## MATERIAL FOR THE TASK
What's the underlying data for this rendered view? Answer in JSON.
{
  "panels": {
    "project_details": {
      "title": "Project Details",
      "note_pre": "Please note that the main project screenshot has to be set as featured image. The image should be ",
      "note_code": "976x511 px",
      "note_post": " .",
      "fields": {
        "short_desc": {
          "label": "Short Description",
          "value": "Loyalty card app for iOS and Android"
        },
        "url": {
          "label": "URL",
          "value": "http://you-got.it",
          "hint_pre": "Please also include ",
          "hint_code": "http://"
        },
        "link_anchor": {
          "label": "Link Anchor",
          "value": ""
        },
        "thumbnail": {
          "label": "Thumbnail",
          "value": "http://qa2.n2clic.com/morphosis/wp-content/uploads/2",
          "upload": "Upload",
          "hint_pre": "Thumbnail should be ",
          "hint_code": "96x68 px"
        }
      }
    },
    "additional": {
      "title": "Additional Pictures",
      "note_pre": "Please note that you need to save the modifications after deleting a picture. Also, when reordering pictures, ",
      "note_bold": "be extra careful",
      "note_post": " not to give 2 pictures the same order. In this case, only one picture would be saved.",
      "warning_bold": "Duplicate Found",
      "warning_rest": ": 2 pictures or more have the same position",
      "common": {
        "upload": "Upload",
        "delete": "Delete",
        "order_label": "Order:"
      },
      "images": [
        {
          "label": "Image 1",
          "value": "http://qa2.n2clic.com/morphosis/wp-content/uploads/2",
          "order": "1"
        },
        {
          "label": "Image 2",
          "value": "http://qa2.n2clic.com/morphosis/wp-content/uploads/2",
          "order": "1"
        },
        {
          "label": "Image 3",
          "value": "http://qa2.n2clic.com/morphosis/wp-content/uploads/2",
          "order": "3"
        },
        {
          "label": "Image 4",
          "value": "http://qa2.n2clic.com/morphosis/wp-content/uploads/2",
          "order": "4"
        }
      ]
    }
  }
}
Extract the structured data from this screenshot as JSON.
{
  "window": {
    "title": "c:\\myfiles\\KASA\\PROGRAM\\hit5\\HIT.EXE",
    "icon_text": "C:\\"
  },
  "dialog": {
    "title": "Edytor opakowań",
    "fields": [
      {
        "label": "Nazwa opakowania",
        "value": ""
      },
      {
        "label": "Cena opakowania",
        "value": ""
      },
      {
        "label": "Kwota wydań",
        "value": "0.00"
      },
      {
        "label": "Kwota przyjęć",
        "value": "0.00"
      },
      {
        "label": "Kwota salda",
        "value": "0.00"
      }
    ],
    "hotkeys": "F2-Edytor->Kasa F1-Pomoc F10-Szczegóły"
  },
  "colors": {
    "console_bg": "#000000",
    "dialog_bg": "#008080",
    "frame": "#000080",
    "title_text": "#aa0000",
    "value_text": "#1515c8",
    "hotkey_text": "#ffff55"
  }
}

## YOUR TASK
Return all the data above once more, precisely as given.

## ANSWER TO THE PROBLEM
What's the underlying data for this rendered view? Answer in JSON.
{
  "panels": {
    "project_details": {
      "title": "Project Details",
      "note_pre": "Please note that the main project screenshot has to be set as featured image. The image should be ",
      "note_code": "976x511 px",
      "note_post": " .",
      "fields": {
        "short_desc": {
          "label": "Short Description",
          "value": "Loyalty card app for iOS and Android"
        },
        "url": {
          "label": "URL",
          "value": "http://you-got.it",
          "hint_pre": "Please also include ",
          "hint_code": "http://"
        },
        "link_anchor": {
          "label": "Link Anchor",
          "value": ""
        },
        "thumbnail": {
          "label": "Thumbnail",
          "value": "http://qa2.n2clic.com/morphosis/wp-content/uploads/2",
          "upload": "Upload",
          "hint_pre": "Thumbnail should be ",
          "hint_code": "96x68 px"
        }
      }
    },
    "additional": {
      "title": "Additional Pictures",
      "note_pre": "Please note that you need to save the modifications after deleting a picture. Also, when reordering pictures, ",
      "note_bold": "be extra careful",
      "note_post": " not to give 2 pictures the same order. In this case, only one picture would be saved.",
      "warning_bold": "Duplicate Found",
      "warning_rest": ": 2 pictures or more have the same position",
      "common": {
        "upload": "Upload",
        "delete": "Delete",
        "order_label": "Order:"
      },
      "images": [
        {
          "label": "Image 1",
          "value": "http://qa2.n2clic.com/morphosis/wp-content/uploads/2",
          "order": "1"
        },
        {
          "label": "Image 2",
          "value": "http://qa2.n2clic.com/morphosis/wp-content/uploads/2",
          "order": "1"
        },
        {
          "label": "Image 3",
          "value": "http://qa2.n2clic.com/morphosis/wp-content/uploads/2",
          "order": "3"
        },
        {
          "label": "Image 4",
          "value": "http://qa2.n2clic.com/morphosis/wp-content/uploads/2",
          "order": "4"
        }
      ]
    }
  }
}
Extract the structured data from this screenshot as JSON.
{
  "window": {
    "title": "c:\\myfiles\\KASA\\PROGRAM\\hit5\\HIT.EXE",
    "icon_text": "C:\\"
  },
  "dialog": {
    "title": "Edytor opakowań",
    "fields": [
      {
        "label": "Nazwa opakowania",
        "value": ""
      },
      {
        "label": "Cena opakowania",
        "value": ""
      },
      {
        "label": "Kwota wydań",
        "value": "0.00"
      },
      {
        "label": "Kwota przyjęć",
        "value": "0.00"
      },
      {
        "label": "Kwota salda",
        "value": "0.00"
      }
    ],
    "hotkeys": "F2-Edytor->Kasa F1-Pomoc F10-Szczegóły"
  },
  "colors": {
    "console_bg": "#000000",
    "dialog_bg": "#008080",
    "frame": "#000080",
    "title_text": "#aa0000",
    "value_text": "#1515c8",
    "hotkey_text": "#ffff55"
  }
}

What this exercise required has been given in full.